◆ Exercise objective ◆
Count, in the entries below, the lines in which "path" occurs. Give the number, nothing more.

◆ Material shown ◆
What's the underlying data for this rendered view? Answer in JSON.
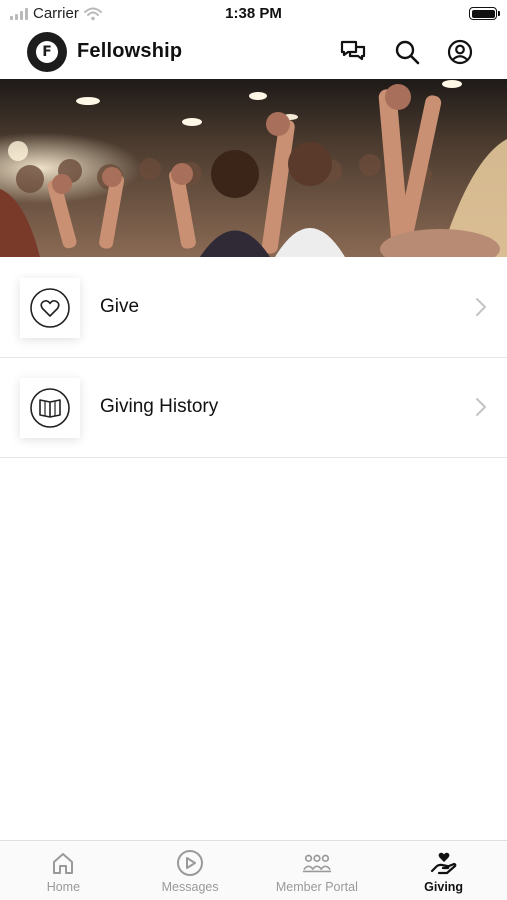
{
  "status_bar": {
    "carrier": "Carrier",
    "time": "1:38 PM"
  },
  "header": {
    "logo_letter": "F",
    "title": "Fellowship",
    "icons": [
      "chat-icon",
      "search-icon",
      "profile-icon"
    ]
  },
  "hero": {
    "image": "crowd-holding-hands-photo"
  },
  "menu": {
    "items": [
      {
        "label": "Give",
        "icon": "heart-icon"
      },
      {
        "label": "Giving History",
        "icon": "book-icon"
      }
    ]
  },
  "tab_bar": {
    "tabs": [
      {
        "label": "Home",
        "icon": "home-icon",
        "active": false
      },
      {
        "label": "Messages",
        "icon": "play-icon",
        "active": false
      },
      {
        "label": "Member Portal",
        "icon": "people-icon",
        "active": false
      },
      {
        "label": "Giving",
        "icon": "giving-hand-icon",
        "active": true
      }
    ]
  },
  "colors": {
    "text": "#111111",
    "inactive_tab": "#9a9a9a",
    "divider": "#e6e6e6"
  }
}
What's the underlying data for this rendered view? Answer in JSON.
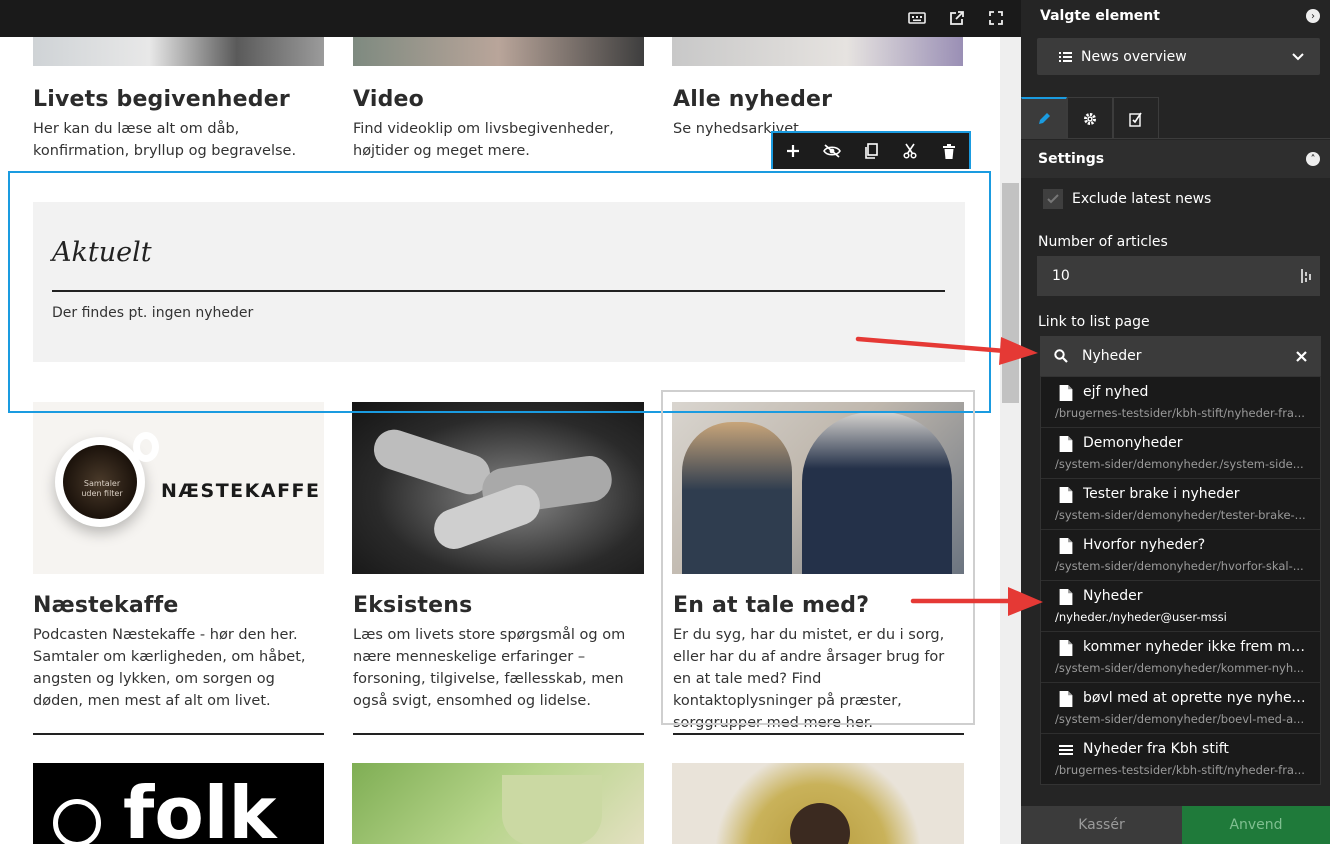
{
  "canvas": {
    "top_cards": [
      {
        "title": "Livets begivenheder",
        "text": "Her kan du læse alt om dåb, konfirmation, bryllup og begravelse."
      },
      {
        "title": "Video",
        "text": "Find videoklip om livsbegivenheder, højtider og meget mere."
      },
      {
        "title": "Alle nyheder",
        "text": "Se nyhedsarkivet"
      }
    ],
    "news_block": {
      "heading": "Aktuelt",
      "empty_text": "Der findes pt. ingen nyheder"
    },
    "cards": [
      {
        "title": "Næstekaffe",
        "text": "Podcasten Næstekaffe - hør den her. Samtaler om kærligheden, om håbet, angsten og lykken, om sorgen og døden, men mest af alt om livet.",
        "image_label": "NÆSTEKAFFE",
        "cup_label": "Samtaler uden filter"
      },
      {
        "title": "Eksistens",
        "text": "Læs om livets store spørgsmål og om nære menneskelige erfaringer – forsoning, tilgivelse, fællesskab, men også svigt, ensomhed og lidelse."
      },
      {
        "title": "En at tale med?",
        "text": "Er du syg, har du mistet, er du i sorg, eller har du af andre årsager brug for en at tale med? Find kontaktoplysninger på præster, sorggrupper med mere her."
      }
    ],
    "bottom_image_text": "folk"
  },
  "panel": {
    "title": "Valgte element",
    "element_type": "News overview",
    "section": "Settings",
    "exclude_label": "Exclude latest news",
    "articles_label": "Number of articles",
    "articles_value": "10",
    "link_label": "Link to list page",
    "search_value": "Nyheder",
    "results": [
      {
        "title": "ejf nyhed",
        "path": "/brugernes-testsider/kbh-stift/nyheder-fra...",
        "icon": "page-icon"
      },
      {
        "title": "Demonyheder",
        "path": "/system-sider/demonyheder./system-side...",
        "icon": "page-icon"
      },
      {
        "title": "Tester brake i nyheder",
        "path": "/system-sider/demonyheder/tester-brake-...",
        "icon": "page-icon"
      },
      {
        "title": "Hvorfor nyheder?",
        "path": "/system-sider/demonyheder/hvorfor-skal-...",
        "icon": "page-icon"
      },
      {
        "title": "Nyheder",
        "path": "/nyheder./nyheder@user-mssi",
        "icon": "page-icon"
      },
      {
        "title": "kommer nyheder ikke frem mer...",
        "path": "/system-sider/demonyheder/kommer-nyh...",
        "icon": "page-icon"
      },
      {
        "title": "bøvl med at oprette nye nyheder",
        "path": "/system-sider/demonyheder/boevl-med-a...",
        "icon": "page-icon"
      },
      {
        "title": "Nyheder fra Kbh stift",
        "path": "/brugernes-testsider/kbh-stift/nyheder-fra...",
        "icon": "list-icon"
      }
    ],
    "cancel_label": "Kassér",
    "apply_label": "Anvend"
  },
  "colors": {
    "accent": "#1a9be0",
    "arrow": "#e53935",
    "apply": "#1f7a3a",
    "panel_bg": "#252525"
  }
}
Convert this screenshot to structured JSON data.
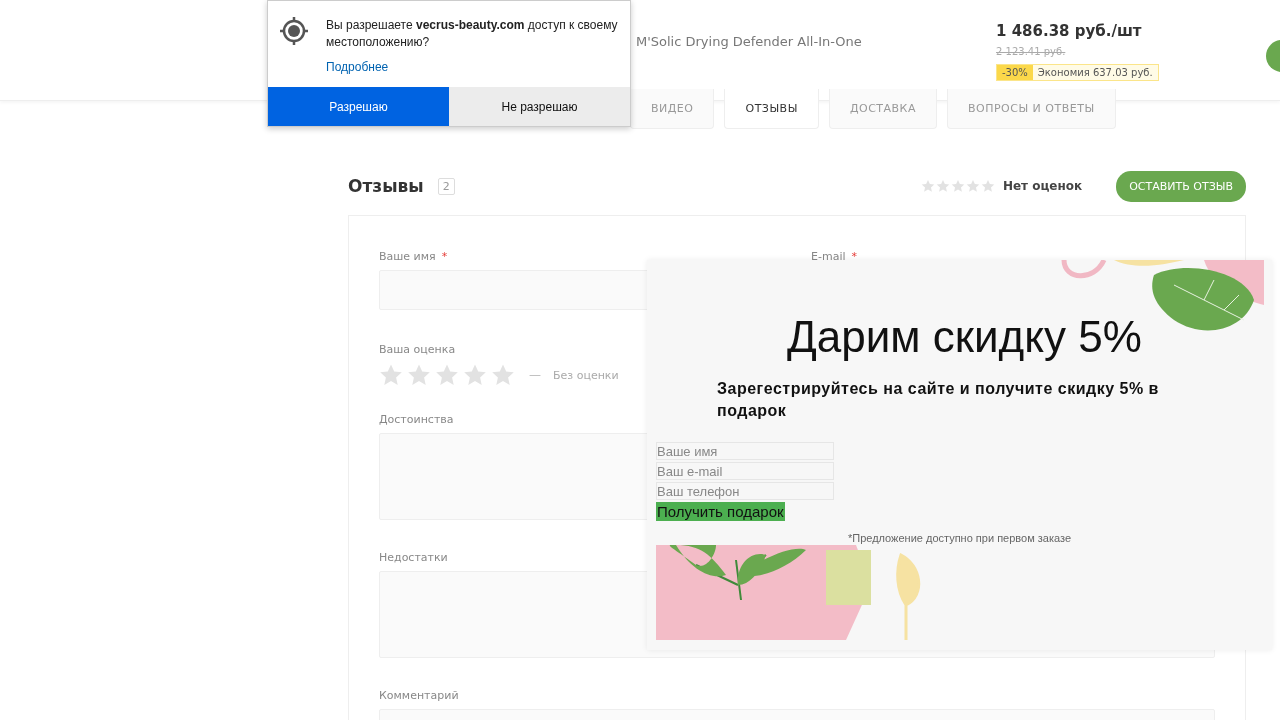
{
  "location_prompt": {
    "text": "Вы разрешаете **vecrus-beauty.com** доступ к своему местоположению?",
    "link": "Подробнее",
    "buttons": [
      {
        "label": "Разрешаю",
        "kind": "primary"
      },
      {
        "label": "Не разрешаю",
        "kind": "secondary"
      }
    ]
  },
  "product": {
    "title": "M'Solic Drying Defender All-In-One",
    "price": "1 486.38 руб./шт",
    "old_price": "2 123.41 руб.",
    "discount": "-30%",
    "savings": "Экономия 637.03 руб."
  },
  "tabs": [
    {
      "label": "ВИДЕО",
      "selected": false
    },
    {
      "label": "ОТЗЫВЫ",
      "selected": true
    },
    {
      "label": "ДОСТАВКА",
      "selected": false
    },
    {
      "label": "ВОПРОСЫ И ОТВЕТЫ",
      "selected": false
    }
  ],
  "reviews": {
    "title": "Отзывы",
    "count": "2",
    "stars": 0,
    "rating_text": "Нет оценок",
    "button": "ОСТАВИТЬ ОТЗЫВ"
  },
  "form": {
    "fields": [
      {
        "label": "Ваше имя",
        "required_mark": "*"
      },
      {
        "label": "E-mail",
        "required_mark": "*"
      }
    ],
    "rating": {
      "label": "Ваша оценка",
      "stars": 0,
      "dash": "—",
      "text": "Без оценки"
    },
    "textareas": [
      {
        "label": "Достоинства"
      },
      {
        "label": "Недостатки"
      },
      {
        "label": "Комментарий"
      }
    ]
  },
  "promo": {
    "title": "Дарим скидку 5%",
    "subtitle": "Зарегестрируйтесь на сайте и получите скидку 5% в подарок",
    "fields": [
      {
        "placeholder": "Ваше имя"
      },
      {
        "placeholder": "Ваш e-mail"
      },
      {
        "placeholder": "Ваш телефон"
      }
    ],
    "button": "Получить подарок",
    "note": "*Предложение доступно при первом заказе"
  }
}
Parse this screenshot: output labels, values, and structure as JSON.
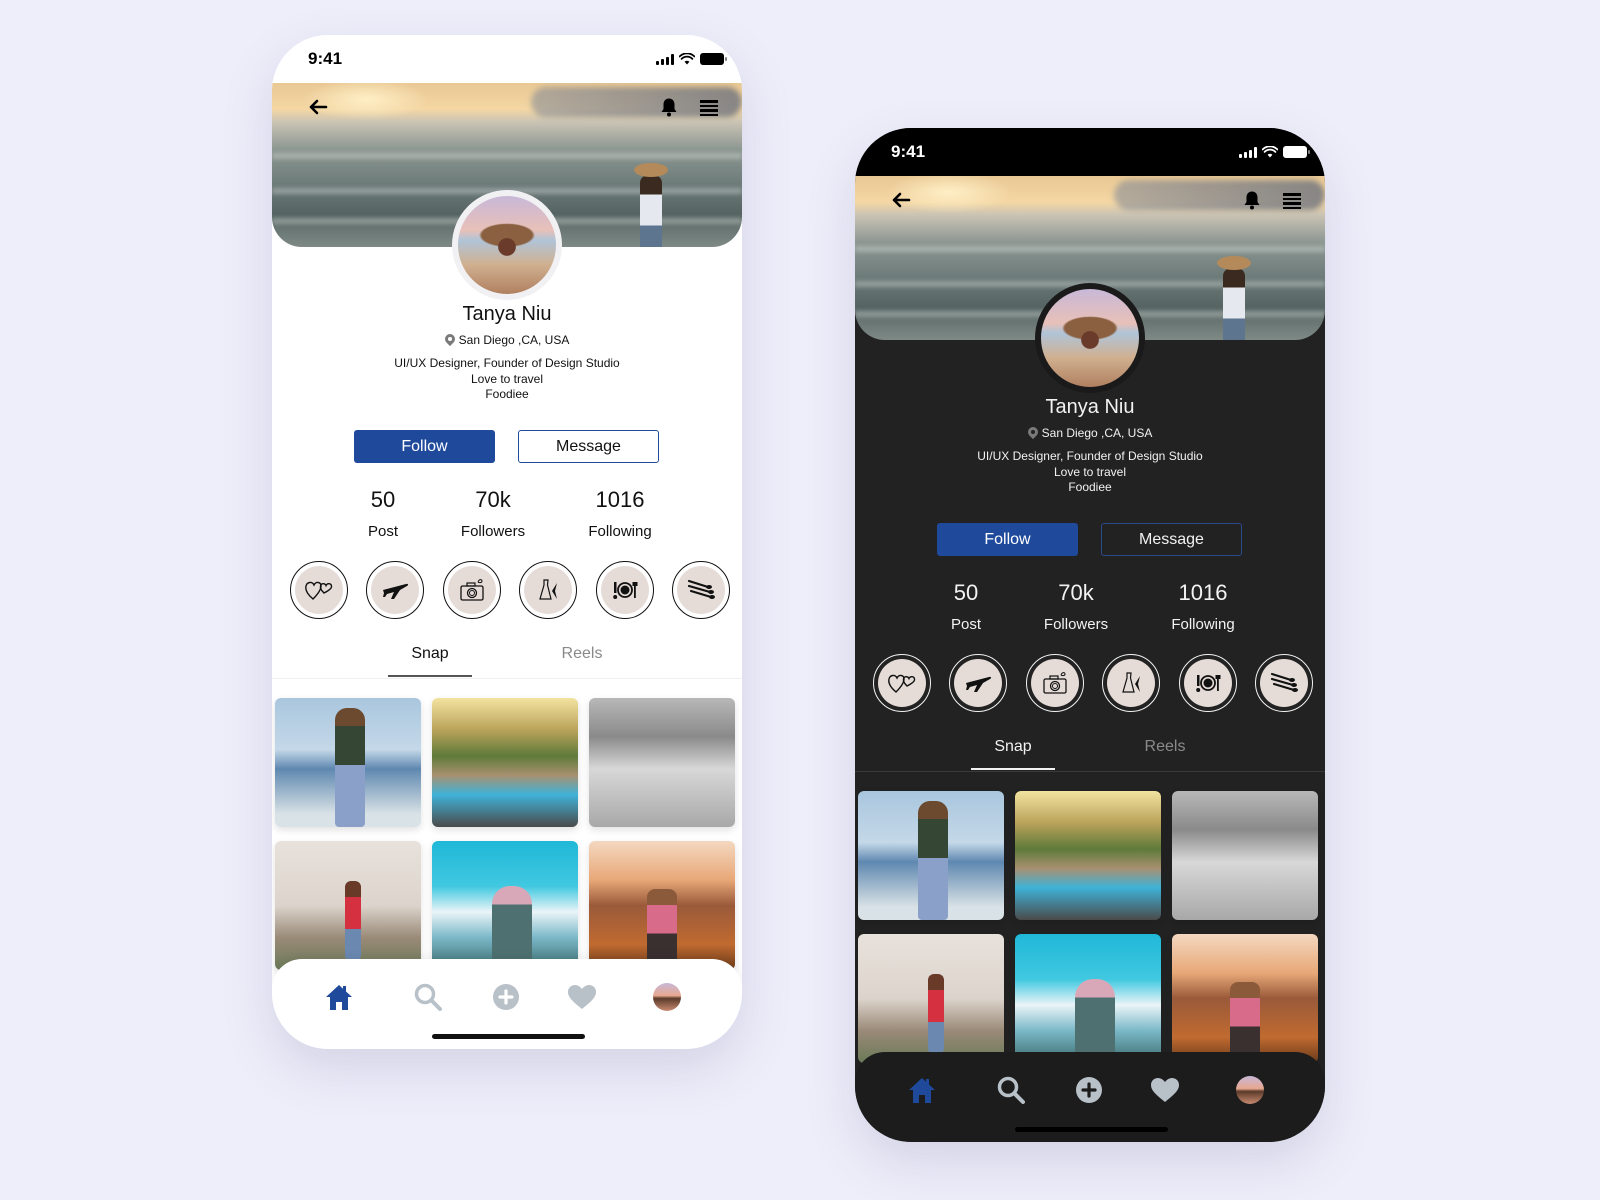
{
  "colors": {
    "accent": "#1f4a9c",
    "inactive_icon": "#b8c0c8",
    "page_bg": "#eeeefa"
  },
  "phones": [
    {
      "theme": "light",
      "status_bar": {
        "time": "9:41"
      },
      "header": {
        "back_icon": "arrow-left-icon",
        "bell_icon": "bell-icon",
        "menu_icon": "menu-icon"
      },
      "profile": {
        "name": "Tanya Niu",
        "location": "San Diego ,CA, USA",
        "bio": [
          "UI/UX Designer, Founder of Design Studio",
          "Love to travel",
          "Foodiee"
        ]
      },
      "buttons": {
        "follow": "Follow",
        "message": "Message"
      },
      "stats": [
        {
          "value": "50",
          "label": "Post"
        },
        {
          "value": "70k",
          "label": "Followers"
        },
        {
          "value": "1016",
          "label": "Following"
        }
      ],
      "highlights": [
        {
          "icon": "hearts-icon",
          "glyph": "♡"
        },
        {
          "icon": "airplane-icon",
          "glyph": "✈"
        },
        {
          "icon": "camera-icon",
          "glyph": "📷"
        },
        {
          "icon": "dress-icon",
          "glyph": "👗"
        },
        {
          "icon": "dining-icon",
          "glyph": "🍽"
        },
        {
          "icon": "makeup-brushes-icon",
          "glyph": "⫽"
        }
      ],
      "tabs": [
        {
          "label": "Snap",
          "active": true
        },
        {
          "label": "Reels",
          "active": false
        }
      ],
      "photos": [
        "woman-on-beach",
        "poolside-party",
        "bw-woman-by-pool",
        "woman-on-hill",
        "snowy-mountain-follow-me",
        "couple-at-sunset"
      ],
      "bottom_nav": [
        "home-icon",
        "search-icon",
        "add-icon",
        "heart-icon",
        "profile-avatar"
      ]
    },
    {
      "theme": "dark",
      "status_bar": {
        "time": "9:41"
      },
      "header": {
        "back_icon": "arrow-left-icon",
        "bell_icon": "bell-icon",
        "menu_icon": "menu-icon"
      },
      "profile": {
        "name": "Tanya Niu",
        "location": "San Diego ,CA, USA",
        "bio": [
          "UI/UX Designer, Founder of Design Studio",
          "Love to travel",
          "Foodiee"
        ]
      },
      "buttons": {
        "follow": "Follow",
        "message": "Message"
      },
      "stats": [
        {
          "value": "50",
          "label": "Post"
        },
        {
          "value": "70k",
          "label": "Followers"
        },
        {
          "value": "1016",
          "label": "Following"
        }
      ],
      "highlights": [
        {
          "icon": "hearts-icon",
          "glyph": "♡"
        },
        {
          "icon": "airplane-icon",
          "glyph": "✈"
        },
        {
          "icon": "camera-icon",
          "glyph": "📷"
        },
        {
          "icon": "dress-icon",
          "glyph": "👗"
        },
        {
          "icon": "dining-icon",
          "glyph": "🍽"
        },
        {
          "icon": "makeup-brushes-icon",
          "glyph": "⫽"
        }
      ],
      "tabs": [
        {
          "label": "Snap",
          "active": true
        },
        {
          "label": "Reels",
          "active": false
        }
      ],
      "photos": [
        "woman-on-beach",
        "poolside-party",
        "bw-woman-by-pool",
        "woman-on-hill",
        "snowy-mountain-follow-me",
        "couple-at-sunset"
      ],
      "bottom_nav": [
        "home-icon",
        "search-icon",
        "add-icon",
        "heart-icon",
        "profile-avatar"
      ]
    }
  ]
}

◆ Response box ◆
8